Exercise – Return every record below exactly as written, but leave out the pictures.

Records for this exercise –

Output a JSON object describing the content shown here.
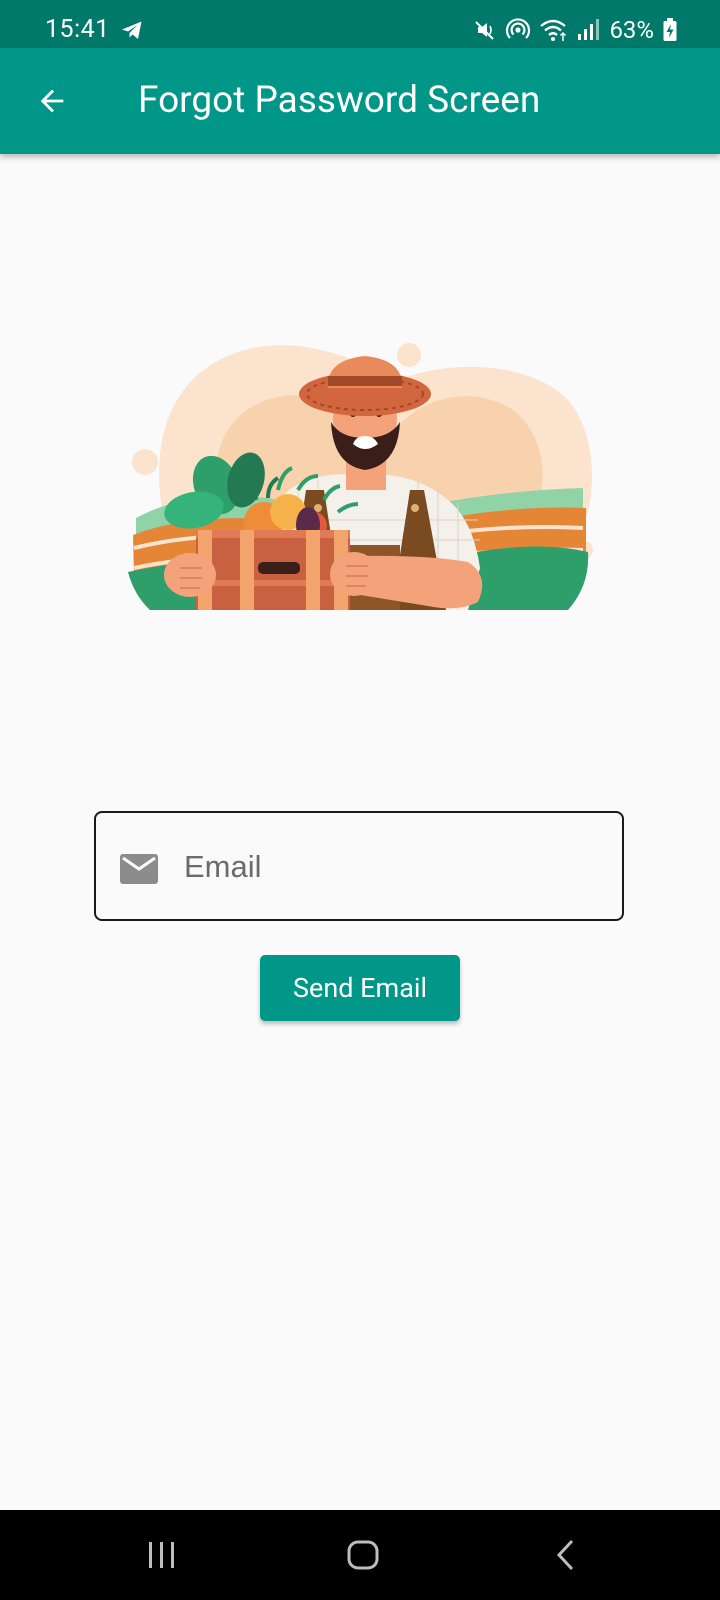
{
  "status_bar": {
    "time": "15:41",
    "battery": "63%",
    "icons": [
      "telegram-icon",
      "mute-icon",
      "hotspot-icon",
      "wifi-icon",
      "signal-icon",
      "battery-charging-icon"
    ]
  },
  "app_bar": {
    "title": "Forgot Password Screen",
    "back_icon": "arrow-back-icon"
  },
  "illustration": {
    "subject": "farmer holding crate of vegetables"
  },
  "form": {
    "email_placeholder": "Email",
    "email_value": "",
    "email_icon": "mail-icon",
    "send_label": "Send Email"
  },
  "nav_bar": {
    "items": [
      "recents-button",
      "home-button",
      "back-button"
    ]
  },
  "colors": {
    "status_bar": "#00796b",
    "app_bar": "#009688",
    "button": "#009688",
    "background": "#fafafa"
  }
}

Reply –
Output a JSON object describing the content shown here.
{
  "status_bar": {
    "time": "15:41",
    "battery": "63%",
    "icons": [
      "telegram-icon",
      "mute-icon",
      "hotspot-icon",
      "wifi-icon",
      "signal-icon",
      "battery-charging-icon"
    ]
  },
  "app_bar": {
    "title": "Forgot Password Screen",
    "back_icon": "arrow-back-icon"
  },
  "illustration": {
    "subject": "farmer holding crate of vegetables"
  },
  "form": {
    "email_placeholder": "Email",
    "email_value": "",
    "email_icon": "mail-icon",
    "send_label": "Send Email"
  },
  "nav_bar": {
    "items": [
      "recents-button",
      "home-button",
      "back-button"
    ]
  },
  "colors": {
    "status_bar": "#00796b",
    "app_bar": "#009688",
    "button": "#009688",
    "background": "#fafafa"
  }
}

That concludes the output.